The families which kept the same names kept same slava and zavetina remained same in both villages. This instinct for self-preservation went so far that they preserved something better than their ancestors in the primary village. Apart from the language they preserved various rites and other customs and cultural'products'. Today, some customs, such as'Lazarice', still last whereas the same custom in Veliki Izvor disappeared 50 years ago. In Dublje the repeated Lazarice are normal for the young girls, who are dressed in their nicest dresses for that occasion, on Lazarus Saturday when they carry a basket and go from house to house collecting eggs and sweets for the approaching Easter. National clothing includes other various garments which only the Dubljani and the Velikoizvorci wear, like:'zabratka','takanici','na prestilki','na vlnenik','fusta', eleče', etc; these clothing are included when performing line dancing by which the Dubljani are famous and have several dances on their own. There are many folk songs which testify how people lived back in the past.
As for the Velikoizvorci, there is one folk song recorded about. Namely, this song tells us how a host, who had no lamb to sacrifice, decided to sacrifice his own first-born son. There are various customs and ceremonies performed on weddings and christenings. In the village, elderly people speak Dubljanski while the young speak Serbian, though they know and understand Dubljanski. Today, it is unthinkable for some parents to teach their children Dubljanski for they are ashamed of it, hence they do not speak Dubljanski at all or at least not in front of their children; the times changed and the language and many customs started dying out, so the Dubljanski will become a legend. In the center the village there are few shops, a cafe Boss,a school, a new church, under construction; the village is a quiet place during the day, when kids are at school and parents are busy farming or at work. But when evening comes the center comes to life when the young and elderly come out in the center to relax and socialize.

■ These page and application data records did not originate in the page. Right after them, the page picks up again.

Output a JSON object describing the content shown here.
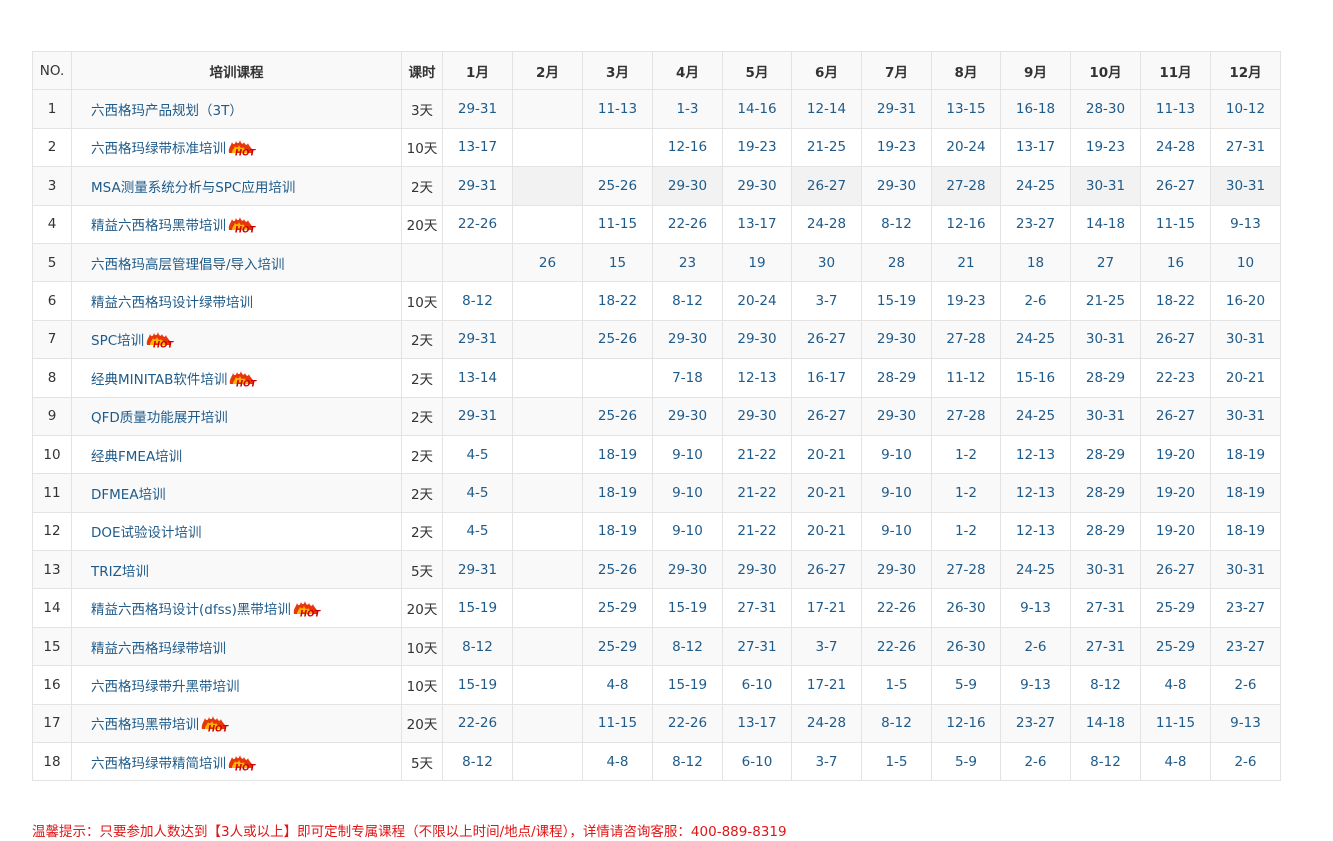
{
  "table": {
    "headers": {
      "no": "NO.",
      "course": "培训课程",
      "hours": "课时",
      "months": [
        "1月",
        "2月",
        "3月",
        "4月",
        "5月",
        "6月",
        "7月",
        "8月",
        "9月",
        "10月",
        "11月",
        "12月"
      ]
    },
    "hot_label": "HOT",
    "rows": [
      {
        "no": "1",
        "course": "六西格玛产品规划（3T）",
        "hot": false,
        "hours": "3天",
        "months": [
          "29-31",
          "",
          "11-13",
          "1-3",
          "14-16",
          "12-14",
          "29-31",
          "13-15",
          "16-18",
          "28-30",
          "11-13",
          "10-12"
        ]
      },
      {
        "no": "2",
        "course": "六西格玛绿带标准培训",
        "hot": true,
        "hours": "10天",
        "months": [
          "13-17",
          "",
          "",
          "12-16",
          "19-23",
          "21-25",
          "19-23",
          "20-24",
          "13-17",
          "19-23",
          "24-28",
          "27-31"
        ]
      },
      {
        "no": "3",
        "course": "MSA测量系统分析与SPC应用培训",
        "hot": false,
        "hours": "2天",
        "months": [
          "29-31",
          "",
          "25-26",
          "29-30",
          "29-30",
          "26-27",
          "29-30",
          "27-28",
          "24-25",
          "30-31",
          "26-27",
          "30-31"
        ]
      },
      {
        "no": "4",
        "course": "精益六西格玛黑带培训",
        "hot": true,
        "hours": "20天",
        "months": [
          "22-26",
          "",
          "11-15",
          "22-26",
          "13-17",
          "24-28",
          "8-12",
          "12-16",
          "23-27",
          "14-18",
          "11-15",
          "9-13"
        ]
      },
      {
        "no": "5",
        "course": "六西格玛高层管理倡导/导入培训",
        "hot": false,
        "hours": "",
        "months": [
          "",
          "26",
          "15",
          "23",
          "19",
          "30",
          "28",
          "21",
          "18",
          "27",
          "16",
          "10"
        ]
      },
      {
        "no": "6",
        "course": "精益六西格玛设计绿带培训",
        "hot": false,
        "hours": "10天",
        "months": [
          "8-12",
          "",
          "18-22",
          "8-12",
          "20-24",
          "3-7",
          "15-19",
          "19-23",
          "2-6",
          "21-25",
          "18-22",
          "16-20"
        ]
      },
      {
        "no": "7",
        "course": "SPC培训",
        "hot": true,
        "hours": "2天",
        "months": [
          "29-31",
          "",
          "25-26",
          "29-30",
          "29-30",
          "26-27",
          "29-30",
          "27-28",
          "24-25",
          "30-31",
          "26-27",
          "30-31"
        ]
      },
      {
        "no": "8",
        "course": "经典MINITAB软件培训",
        "hot": true,
        "hours": "2天",
        "months": [
          "13-14",
          "",
          "",
          "7-18",
          "12-13",
          "16-17",
          "28-29",
          "11-12",
          "15-16",
          "28-29",
          "22-23",
          "20-21"
        ]
      },
      {
        "no": "9",
        "course": "QFD质量功能展开培训",
        "hot": false,
        "hours": "2天",
        "months": [
          "29-31",
          "",
          "25-26",
          "29-30",
          "29-30",
          "26-27",
          "29-30",
          "27-28",
          "24-25",
          "30-31",
          "26-27",
          "30-31"
        ]
      },
      {
        "no": "10",
        "course": "经典FMEA培训",
        "hot": false,
        "hours": "2天",
        "months": [
          "4-5",
          "",
          "18-19",
          "9-10",
          "21-22",
          "20-21",
          "9-10",
          "1-2",
          "12-13",
          "28-29",
          "19-20",
          "18-19"
        ]
      },
      {
        "no": "11",
        "course": "DFMEA培训",
        "hot": false,
        "hours": "2天",
        "months": [
          "4-5",
          "",
          "18-19",
          "9-10",
          "21-22",
          "20-21",
          "9-10",
          "1-2",
          "12-13",
          "28-29",
          "19-20",
          "18-19"
        ]
      },
      {
        "no": "12",
        "course": "DOE试验设计培训",
        "hot": false,
        "hours": "2天",
        "months": [
          "4-5",
          "",
          "18-19",
          "9-10",
          "21-22",
          "20-21",
          "9-10",
          "1-2",
          "12-13",
          "28-29",
          "19-20",
          "18-19"
        ]
      },
      {
        "no": "13",
        "course": "TRIZ培训",
        "hot": false,
        "hours": "5天",
        "months": [
          "29-31",
          "",
          "25-26",
          "29-30",
          "29-30",
          "26-27",
          "29-30",
          "27-28",
          "24-25",
          "30-31",
          "26-27",
          "30-31"
        ]
      },
      {
        "no": "14",
        "course": "精益六西格玛设计(dfss)黑带培训",
        "hot": true,
        "hours": "20天",
        "months": [
          "15-19",
          "",
          "25-29",
          "15-19",
          "27-31",
          "17-21",
          "22-26",
          "26-30",
          "9-13",
          "27-31",
          "25-29",
          "23-27"
        ]
      },
      {
        "no": "15",
        "course": "精益六西格玛绿带培训",
        "hot": false,
        "hours": "10天",
        "months": [
          "8-12",
          "",
          "25-29",
          "8-12",
          "27-31",
          "3-7",
          "22-26",
          "26-30",
          "2-6",
          "27-31",
          "25-29",
          "23-27"
        ]
      },
      {
        "no": "16",
        "course": "六西格玛绿带升黑带培训",
        "hot": false,
        "hours": "10天",
        "months": [
          "15-19",
          "",
          "4-8",
          "15-19",
          "6-10",
          "17-21",
          "1-5",
          "5-9",
          "9-13",
          "8-12",
          "4-8",
          "2-6"
        ]
      },
      {
        "no": "17",
        "course": "六西格玛黑带培训",
        "hot": true,
        "hours": "20天",
        "months": [
          "22-26",
          "",
          "11-15",
          "22-26",
          "13-17",
          "24-28",
          "8-12",
          "12-16",
          "23-27",
          "14-18",
          "11-15",
          "9-13"
        ]
      },
      {
        "no": "18",
        "course": "六西格玛绿带精简培训",
        "hot": true,
        "hours": "5天",
        "months": [
          "8-12",
          "",
          "4-8",
          "8-12",
          "6-10",
          "3-7",
          "1-5",
          "5-9",
          "2-6",
          "8-12",
          "4-8",
          "2-6"
        ]
      }
    ]
  },
  "tip": "温馨提示：只要参加人数达到【3人或以上】即可定制专属课程（不限以上时间/地点/课程），详情请咨询客服：400-889-8319",
  "colors": {
    "link": "#1f5b8a",
    "tip": "#e01515",
    "hot_flame": "#e8360c",
    "border": "#e3e3e3"
  },
  "icons": {
    "hot_badge": "hot-flame-icon"
  }
}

The younger inhabitants of the village spend their time watching football games or playing pool table at the local cafe, while the older generations play dominoes or chess. List of places in Serbia dublje.com